**WHAT TO WORK ON**
Without changing a single word, set down all of the records.
== PROVIDED INFORMATION ==
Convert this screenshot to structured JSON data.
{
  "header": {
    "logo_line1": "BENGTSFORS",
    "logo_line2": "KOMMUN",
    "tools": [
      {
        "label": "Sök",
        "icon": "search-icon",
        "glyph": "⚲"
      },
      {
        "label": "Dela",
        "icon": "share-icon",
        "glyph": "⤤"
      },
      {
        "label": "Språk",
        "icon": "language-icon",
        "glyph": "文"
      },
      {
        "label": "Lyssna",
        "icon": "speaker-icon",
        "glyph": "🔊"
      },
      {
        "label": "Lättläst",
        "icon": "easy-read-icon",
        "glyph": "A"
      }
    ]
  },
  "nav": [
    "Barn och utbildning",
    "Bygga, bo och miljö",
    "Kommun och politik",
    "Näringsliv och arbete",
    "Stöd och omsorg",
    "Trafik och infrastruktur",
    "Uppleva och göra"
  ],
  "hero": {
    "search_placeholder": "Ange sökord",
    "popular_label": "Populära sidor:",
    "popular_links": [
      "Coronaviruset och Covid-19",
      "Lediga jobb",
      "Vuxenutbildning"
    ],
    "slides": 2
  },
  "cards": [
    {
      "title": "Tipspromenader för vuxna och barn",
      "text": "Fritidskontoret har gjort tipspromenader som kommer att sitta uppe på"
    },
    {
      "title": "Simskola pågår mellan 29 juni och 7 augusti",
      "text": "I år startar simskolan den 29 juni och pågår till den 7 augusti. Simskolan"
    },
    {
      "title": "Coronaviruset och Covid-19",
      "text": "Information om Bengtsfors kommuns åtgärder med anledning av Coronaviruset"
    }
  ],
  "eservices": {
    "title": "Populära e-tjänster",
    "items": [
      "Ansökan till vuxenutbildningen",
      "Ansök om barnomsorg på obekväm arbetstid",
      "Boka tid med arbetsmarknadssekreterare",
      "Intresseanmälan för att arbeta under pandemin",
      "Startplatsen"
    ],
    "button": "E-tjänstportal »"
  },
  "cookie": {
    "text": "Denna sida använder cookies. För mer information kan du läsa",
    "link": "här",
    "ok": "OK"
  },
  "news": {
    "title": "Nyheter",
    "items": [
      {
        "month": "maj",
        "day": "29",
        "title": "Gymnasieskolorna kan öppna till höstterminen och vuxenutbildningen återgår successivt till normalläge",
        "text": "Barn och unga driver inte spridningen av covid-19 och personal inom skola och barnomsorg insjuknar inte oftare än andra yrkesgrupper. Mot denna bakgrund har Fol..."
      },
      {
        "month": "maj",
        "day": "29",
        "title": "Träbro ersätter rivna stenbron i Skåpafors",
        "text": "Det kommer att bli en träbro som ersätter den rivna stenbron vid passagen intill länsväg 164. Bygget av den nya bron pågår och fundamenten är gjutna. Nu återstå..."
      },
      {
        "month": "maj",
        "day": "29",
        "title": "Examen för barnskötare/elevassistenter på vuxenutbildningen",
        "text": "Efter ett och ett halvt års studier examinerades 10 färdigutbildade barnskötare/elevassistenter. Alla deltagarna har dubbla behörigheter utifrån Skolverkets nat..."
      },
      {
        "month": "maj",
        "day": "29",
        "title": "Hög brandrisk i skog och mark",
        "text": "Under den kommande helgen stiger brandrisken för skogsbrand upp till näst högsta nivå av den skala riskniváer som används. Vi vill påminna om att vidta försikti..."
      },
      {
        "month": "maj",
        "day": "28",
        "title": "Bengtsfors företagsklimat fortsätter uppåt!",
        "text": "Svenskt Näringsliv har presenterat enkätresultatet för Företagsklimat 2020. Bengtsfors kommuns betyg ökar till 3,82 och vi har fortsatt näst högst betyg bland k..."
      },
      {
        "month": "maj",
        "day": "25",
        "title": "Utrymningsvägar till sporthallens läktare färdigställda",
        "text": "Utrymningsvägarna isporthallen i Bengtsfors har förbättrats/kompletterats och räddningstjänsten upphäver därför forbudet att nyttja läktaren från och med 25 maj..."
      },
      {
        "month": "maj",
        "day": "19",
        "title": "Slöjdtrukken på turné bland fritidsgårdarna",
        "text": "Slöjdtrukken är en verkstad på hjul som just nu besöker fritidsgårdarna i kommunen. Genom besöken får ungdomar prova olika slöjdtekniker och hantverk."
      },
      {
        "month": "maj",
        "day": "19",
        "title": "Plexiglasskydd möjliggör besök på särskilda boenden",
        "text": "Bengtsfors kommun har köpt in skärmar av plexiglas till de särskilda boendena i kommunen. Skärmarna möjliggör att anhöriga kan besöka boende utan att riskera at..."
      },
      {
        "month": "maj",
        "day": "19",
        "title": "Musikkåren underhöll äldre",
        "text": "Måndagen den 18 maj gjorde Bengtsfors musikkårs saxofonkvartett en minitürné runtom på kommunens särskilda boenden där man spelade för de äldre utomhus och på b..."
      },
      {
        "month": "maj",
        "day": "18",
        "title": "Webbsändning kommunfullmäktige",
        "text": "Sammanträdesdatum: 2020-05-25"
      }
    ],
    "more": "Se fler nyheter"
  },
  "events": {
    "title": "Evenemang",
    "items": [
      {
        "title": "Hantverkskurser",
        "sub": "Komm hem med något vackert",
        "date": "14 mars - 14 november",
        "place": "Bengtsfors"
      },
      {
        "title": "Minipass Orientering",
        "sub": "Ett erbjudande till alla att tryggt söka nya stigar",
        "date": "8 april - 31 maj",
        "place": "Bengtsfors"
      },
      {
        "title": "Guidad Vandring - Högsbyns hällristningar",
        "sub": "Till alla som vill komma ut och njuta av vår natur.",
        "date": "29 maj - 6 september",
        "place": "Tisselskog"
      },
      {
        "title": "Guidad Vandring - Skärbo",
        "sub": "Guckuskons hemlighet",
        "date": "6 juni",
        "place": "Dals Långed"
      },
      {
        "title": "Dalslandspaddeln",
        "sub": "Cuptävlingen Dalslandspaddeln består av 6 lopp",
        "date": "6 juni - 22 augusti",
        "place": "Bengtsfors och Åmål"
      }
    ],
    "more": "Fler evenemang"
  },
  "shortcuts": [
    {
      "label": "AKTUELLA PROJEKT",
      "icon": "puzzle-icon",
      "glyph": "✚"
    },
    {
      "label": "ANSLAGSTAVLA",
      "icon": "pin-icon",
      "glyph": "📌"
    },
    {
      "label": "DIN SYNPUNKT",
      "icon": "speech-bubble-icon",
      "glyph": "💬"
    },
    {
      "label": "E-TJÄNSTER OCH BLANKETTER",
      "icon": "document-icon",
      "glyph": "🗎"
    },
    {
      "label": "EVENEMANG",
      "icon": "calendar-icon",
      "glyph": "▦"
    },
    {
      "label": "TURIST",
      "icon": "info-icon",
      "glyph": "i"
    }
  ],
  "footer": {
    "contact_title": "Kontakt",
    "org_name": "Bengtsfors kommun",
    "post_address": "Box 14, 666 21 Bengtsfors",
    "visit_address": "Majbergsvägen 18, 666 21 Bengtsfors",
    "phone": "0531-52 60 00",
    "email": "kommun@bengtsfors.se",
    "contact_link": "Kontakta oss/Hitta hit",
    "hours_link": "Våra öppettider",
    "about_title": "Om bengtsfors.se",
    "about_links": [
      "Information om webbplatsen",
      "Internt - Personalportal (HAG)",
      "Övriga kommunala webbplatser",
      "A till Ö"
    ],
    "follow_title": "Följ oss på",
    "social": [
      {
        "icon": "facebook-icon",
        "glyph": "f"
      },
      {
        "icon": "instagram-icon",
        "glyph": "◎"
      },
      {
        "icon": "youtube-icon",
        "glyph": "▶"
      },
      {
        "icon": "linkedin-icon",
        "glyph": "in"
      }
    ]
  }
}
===
**ANSWER SPACE**
Convert this screenshot to structured JSON data.
{
  "header": {
    "logo_line1": "BENGTSFORS",
    "logo_line2": "KOMMUN",
    "tools": [
      {
        "label": "Sök",
        "icon": "search-icon",
        "glyph": "⚲"
      },
      {
        "label": "Dela",
        "icon": "share-icon",
        "glyph": "⤤"
      },
      {
        "label": "Språk",
        "icon": "language-icon",
        "glyph": "文"
      },
      {
        "label": "Lyssna",
        "icon": "speaker-icon",
        "glyph": "🔊"
      },
      {
        "label": "Lättläst",
        "icon": "easy-read-icon",
        "glyph": "A"
      }
    ]
  },
  "nav": [
    "Barn och utbildning",
    "Bygga, bo och miljö",
    "Kommun och politik",
    "Näringsliv och arbete",
    "Stöd och omsorg",
    "Trafik och infrastruktur",
    "Uppleva och göra"
  ],
  "hero": {
    "search_placeholder": "Ange sökord",
    "popular_label": "Populära sidor:",
    "popular_links": [
      "Coronaviruset och Covid-19",
      "Lediga jobb",
      "Vuxenutbildning"
    ],
    "slides": 2
  },
  "cards": [
    {
      "title": "Tipspromenader för vuxna och barn",
      "text": "Fritidskontoret har gjort tipspromenader som kommer att sitta uppe på"
    },
    {
      "title": "Simskola pågår mellan 29 juni och 7 augusti",
      "text": "I år startar simskolan den 29 juni och pågår till den 7 augusti. Simskolan"
    },
    {
      "title": "Coronaviruset och Covid-19",
      "text": "Information om Bengtsfors kommuns åtgärder med anledning av Coronaviruset"
    }
  ],
  "eservices": {
    "title": "Populära e-tjänster",
    "items": [
      "Ansökan till vuxenutbildningen",
      "Ansök om barnomsorg på obekväm arbetstid",
      "Boka tid med arbetsmarknadssekreterare",
      "Intresseanmälan för att arbeta under pandemin",
      "Startplatsen"
    ],
    "button": "E-tjänstportal »"
  },
  "cookie": {
    "text": "Denna sida använder cookies. För mer information kan du läsa",
    "link": "här",
    "ok": "OK"
  },
  "news": {
    "title": "Nyheter",
    "items": [
      {
        "month": "maj",
        "day": "29",
        "title": "Gymnasieskolorna kan öppna till höstterminen och vuxenutbildningen återgår successivt till normalläge",
        "text": "Barn och unga driver inte spridningen av covid-19 och personal inom skola och barnomsorg insjuknar inte oftare än andra yrkesgrupper. Mot denna bakgrund har Fol..."
      },
      {
        "month": "maj",
        "day": "29",
        "title": "Träbro ersätter rivna stenbron i Skåpafors",
        "text": "Det kommer att bli en träbro som ersätter den rivna stenbron vid passagen intill länsväg 164. Bygget av den nya bron pågår och fundamenten är gjutna. Nu återstå..."
      },
      {
        "month": "maj",
        "day": "29",
        "title": "Examen för barnskötare/elevassistenter på vuxenutbildningen",
        "text": "Efter ett och ett halvt års studier examinerades 10 färdigutbildade barnskötare/elevassistenter. Alla deltagarna har dubbla behörigheter utifrån Skolverkets nat..."
      },
      {
        "month": "maj",
        "day": "29",
        "title": "Hög brandrisk i skog och mark",
        "text": "Under den kommande helgen stiger brandrisken för skogsbrand upp till näst högsta nivå av den skala riskniváer som används. Vi vill påminna om att vidta försikti..."
      },
      {
        "month": "maj",
        "day": "28",
        "title": "Bengtsfors företagsklimat fortsätter uppåt!",
        "text": "Svenskt Näringsliv har presenterat enkätresultatet för Företagsklimat 2020. Bengtsfors kommuns betyg ökar till 3,82 och vi har fortsatt näst högst betyg bland k..."
      },
      {
        "month": "maj",
        "day": "25",
        "title": "Utrymningsvägar till sporthallens läktare färdigställda",
        "text": "Utrymningsvägarna isporthallen i Bengtsfors har förbättrats/kompletterats och räddningstjänsten upphäver därför forbudet att nyttja läktaren från och med 25 maj..."
      },
      {
        "month": "maj",
        "day": "19",
        "title": "Slöjdtrukken på turné bland fritidsgårdarna",
        "text": "Slöjdtrukken är en verkstad på hjul som just nu besöker fritidsgårdarna i kommunen. Genom besöken får ungdomar prova olika slöjdtekniker och hantverk."
      },
      {
        "month": "maj",
        "day": "19",
        "title": "Plexiglasskydd möjliggör besök på särskilda boenden",
        "text": "Bengtsfors kommun har köpt in skärmar av plexiglas till de särskilda boendena i kommunen. Skärmarna möjliggör att anhöriga kan besöka boende utan att riskera at..."
      },
      {
        "month": "maj",
        "day": "19",
        "title": "Musikkåren underhöll äldre",
        "text": "Måndagen den 18 maj gjorde Bengtsfors musikkårs saxofonkvartett en minitürné runtom på kommunens särskilda boenden där man spelade för de äldre utomhus och på b..."
      },
      {
        "month": "maj",
        "day": "18",
        "title": "Webbsändning kommunfullmäktige",
        "text": "Sammanträdesdatum: 2020-05-25"
      }
    ],
    "more": "Se fler nyheter"
  },
  "events": {
    "title": "Evenemang",
    "items": [
      {
        "title": "Hantverkskurser",
        "sub": "Komm hem med något vackert",
        "date": "14 mars - 14 november",
        "place": "Bengtsfors"
      },
      {
        "title": "Minipass Orientering",
        "sub": "Ett erbjudande till alla att tryggt söka nya stigar",
        "date": "8 april - 31 maj",
        "place": "Bengtsfors"
      },
      {
        "title": "Guidad Vandring - Högsbyns hällristningar",
        "sub": "Till alla som vill komma ut och njuta av vår natur.",
        "date": "29 maj - 6 september",
        "place": "Tisselskog"
      },
      {
        "title": "Guidad Vandring - Skärbo",
        "sub": "Guckuskons hemlighet",
        "date": "6 juni",
        "place": "Dals Långed"
      },
      {
        "title": "Dalslandspaddeln",
        "sub": "Cuptävlingen Dalslandspaddeln består av 6 lopp",
        "date": "6 juni - 22 augusti",
        "place": "Bengtsfors och Åmål"
      }
    ],
    "more": "Fler evenemang"
  },
  "shortcuts": [
    {
      "label": "AKTUELLA PROJEKT",
      "icon": "puzzle-icon",
      "glyph": "✚"
    },
    {
      "label": "ANSLAGSTAVLA",
      "icon": "pin-icon",
      "glyph": "📌"
    },
    {
      "label": "DIN SYNPUNKT",
      "icon": "speech-bubble-icon",
      "glyph": "💬"
    },
    {
      "label": "E-TJÄNSTER OCH BLANKETTER",
      "icon": "document-icon",
      "glyph": "🗎"
    },
    {
      "label": "EVENEMANG",
      "icon": "calendar-icon",
      "glyph": "▦"
    },
    {
      "label": "TURIST",
      "icon": "info-icon",
      "glyph": "i"
    }
  ],
  "footer": {
    "contact_title": "Kontakt",
    "org_name": "Bengtsfors kommun",
    "post_address": "Box 14, 666 21 Bengtsfors",
    "visit_address": "Majbergsvägen 18, 666 21 Bengtsfors",
    "phone": "0531-52 60 00",
    "email": "kommun@bengtsfors.se",
    "contact_link": "Kontakta oss/Hitta hit",
    "hours_link": "Våra öppettider",
    "about_title": "Om bengtsfors.se",
    "about_links": [
      "Information om webbplatsen",
      "Internt - Personalportal (HAG)",
      "Övriga kommunala webbplatser",
      "A till Ö"
    ],
    "follow_title": "Följ oss på",
    "social": [
      {
        "icon": "facebook-icon",
        "glyph": "f"
      },
      {
        "icon": "instagram-icon",
        "glyph": "◎"
      },
      {
        "icon": "youtube-icon",
        "glyph": "▶"
      },
      {
        "icon": "linkedin-icon",
        "glyph": "in"
      }
    ]
  }
}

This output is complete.